Show me every line in the listing that has the word "erst".
Segment Open
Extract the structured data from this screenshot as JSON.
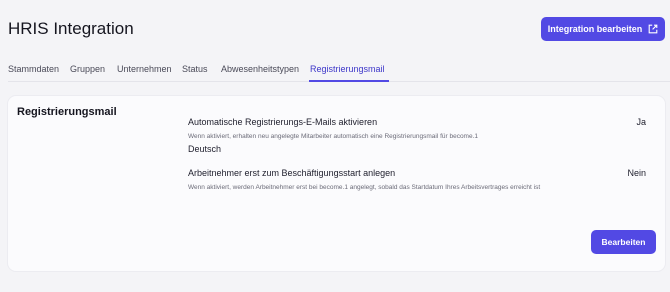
{
  "header": {
    "title": "HRIS Integration",
    "edit_integration_label": "Integration bearbeiten",
    "edit_integration_icon": "external-link-icon"
  },
  "tabs": [
    {
      "label": "Stammdaten",
      "active": false
    },
    {
      "label": "Gruppen",
      "active": false
    },
    {
      "label": "Unternehmen",
      "active": false
    },
    {
      "label": "Status",
      "active": false
    },
    {
      "label": "Abwesenheitstypen",
      "active": false
    },
    {
      "label": "Registrierungsmail",
      "active": true
    }
  ],
  "card": {
    "title": "Registrierungsmail",
    "settings": [
      {
        "label": "Automatische Registrierungs-E-Mails aktivieren",
        "description": "Wenn aktiviert, erhalten neu angelegte Mitarbeiter automatisch eine Registrierungsmail für become.1",
        "value": "Ja"
      },
      {
        "label": "Deutsch"
      },
      {
        "label": "Arbeitnehmer erst zum Beschäftigungsstart anlegen",
        "description": "Wenn aktiviert, werden Arbeitnehmer erst bei become.1 angelegt, sobald das Startdatum Ihres Arbeitsvertrages erreicht ist",
        "value": "Nein"
      }
    ],
    "edit_label": "Bearbeiten"
  },
  "colors": {
    "accent": "#5249e4",
    "background": "#f4f4f7",
    "card": "#fbfbfd"
  }
}
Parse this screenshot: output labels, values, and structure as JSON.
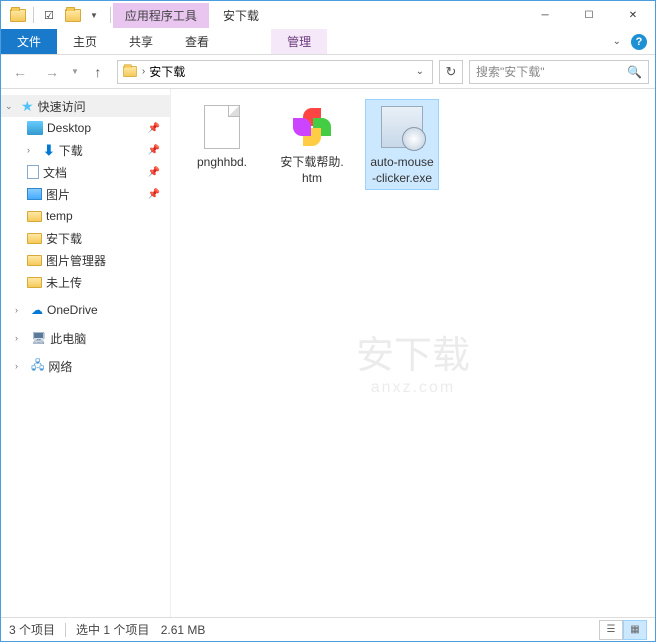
{
  "titlebar": {
    "context_tab": "应用程序工具",
    "window_title": "安下载"
  },
  "ribbon": {
    "file": "文件",
    "home": "主页",
    "share": "共享",
    "view": "查看",
    "manage": "管理"
  },
  "nav": {
    "path_root": "安下载",
    "search_placeholder": "搜索\"安下载\""
  },
  "tree": {
    "quick_access": "快速访问",
    "desktop": "Desktop",
    "downloads": "下载",
    "documents": "文档",
    "pictures": "图片",
    "temp": "temp",
    "anxz": "安下载",
    "picmgr": "图片管理器",
    "unuploaded": "未上传",
    "onedrive": "OneDrive",
    "this_pc": "此电脑",
    "network": "网络"
  },
  "files": [
    {
      "name": "pnghhbd."
    },
    {
      "name": "安下载帮助.htm"
    },
    {
      "name": "auto-mouse-clicker.exe"
    }
  ],
  "status": {
    "count": "3 个项目",
    "selection": "选中 1 个项目",
    "size": "2.61 MB"
  },
  "watermark": {
    "main": "安下载",
    "sub": "anxz.com"
  }
}
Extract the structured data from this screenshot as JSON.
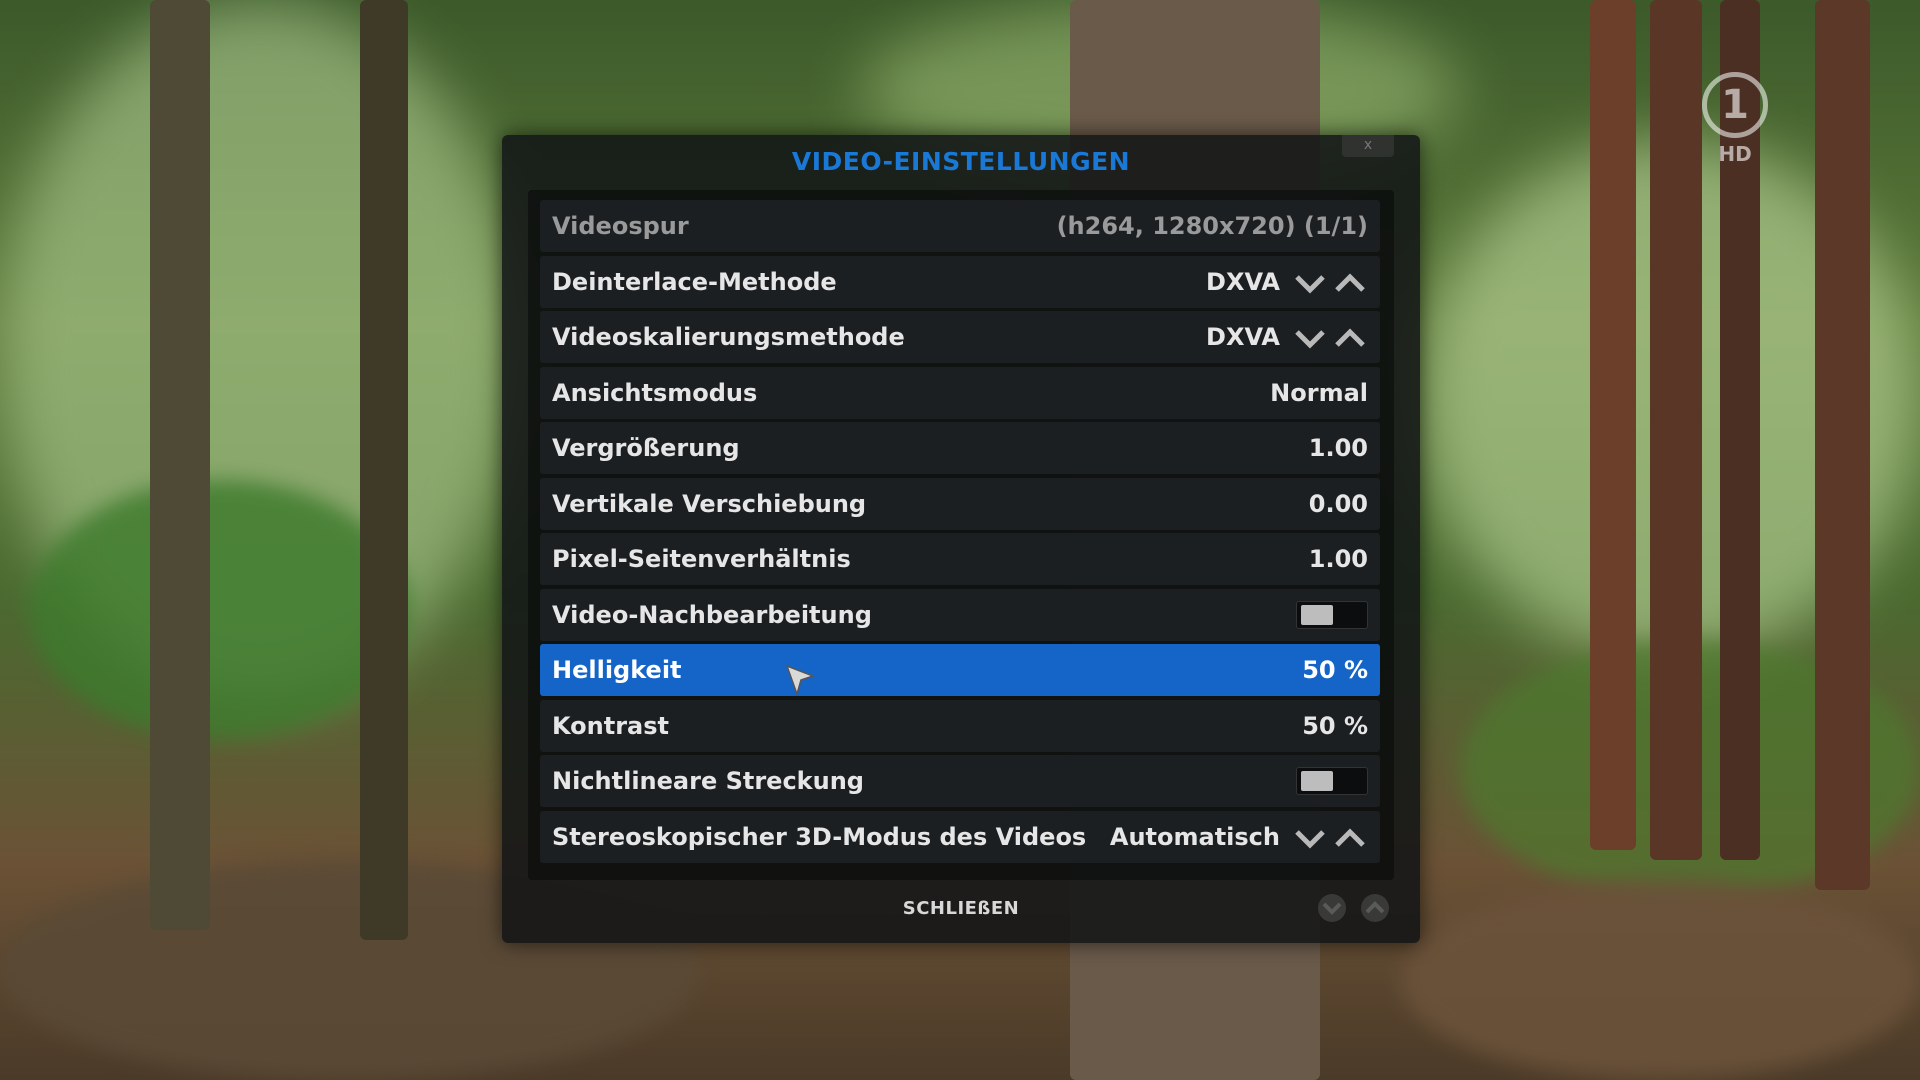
{
  "dialog": {
    "title": "VIDEO-EINSTELLUNGEN",
    "close_glyph": "x",
    "footer_close_label": "SCHLIEßEN"
  },
  "channel": {
    "logo_number": "1",
    "hd_label": "HD"
  },
  "rows": [
    {
      "label": "Videospur",
      "value": "(h264, 1280x720) (1/1)",
      "control": "text"
    },
    {
      "label": "Deinterlace-Methode",
      "value": "DXVA",
      "control": "spin"
    },
    {
      "label": "Videoskalierungsmethode",
      "value": "DXVA",
      "control": "spin"
    },
    {
      "label": "Ansichtsmodus",
      "value": "Normal",
      "control": "text"
    },
    {
      "label": "Vergrößerung",
      "value": "1.00",
      "control": "text"
    },
    {
      "label": "Vertikale Verschiebung",
      "value": "0.00",
      "control": "text"
    },
    {
      "label": "Pixel-Seitenverhältnis",
      "value": "1.00",
      "control": "text"
    },
    {
      "label": "Video-Nachbearbeitung",
      "value": "",
      "control": "toggle",
      "on": false
    },
    {
      "label": "Helligkeit",
      "value": "50 %",
      "control": "text",
      "selected": true
    },
    {
      "label": "Kontrast",
      "value": "50 %",
      "control": "text"
    },
    {
      "label": "Nichtlineare Streckung",
      "value": "",
      "control": "toggle",
      "on": false
    },
    {
      "label": "Stereoskopischer 3D-Modus des Videos",
      "value": "Automatisch",
      "control": "spin"
    }
  ],
  "colors": {
    "accent": "#1565c8",
    "title": "#1a78d6",
    "panel": "#121416"
  },
  "icons": {
    "spin_down": "chevron-down-icon",
    "spin_up": "chevron-up-icon",
    "pointer": "mouse-pointer-icon"
  }
}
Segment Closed
■ EXPECTED ANSWER
        "label": "Arbeitnehmer erst zum Beschäftigungsstart anlegen",
        "description": "Wenn aktiviert, werden Arbeitnehmer erst bei become.1 angelegt, sobald das Startdatum Ihres Arbeitsvertrages erreicht ist",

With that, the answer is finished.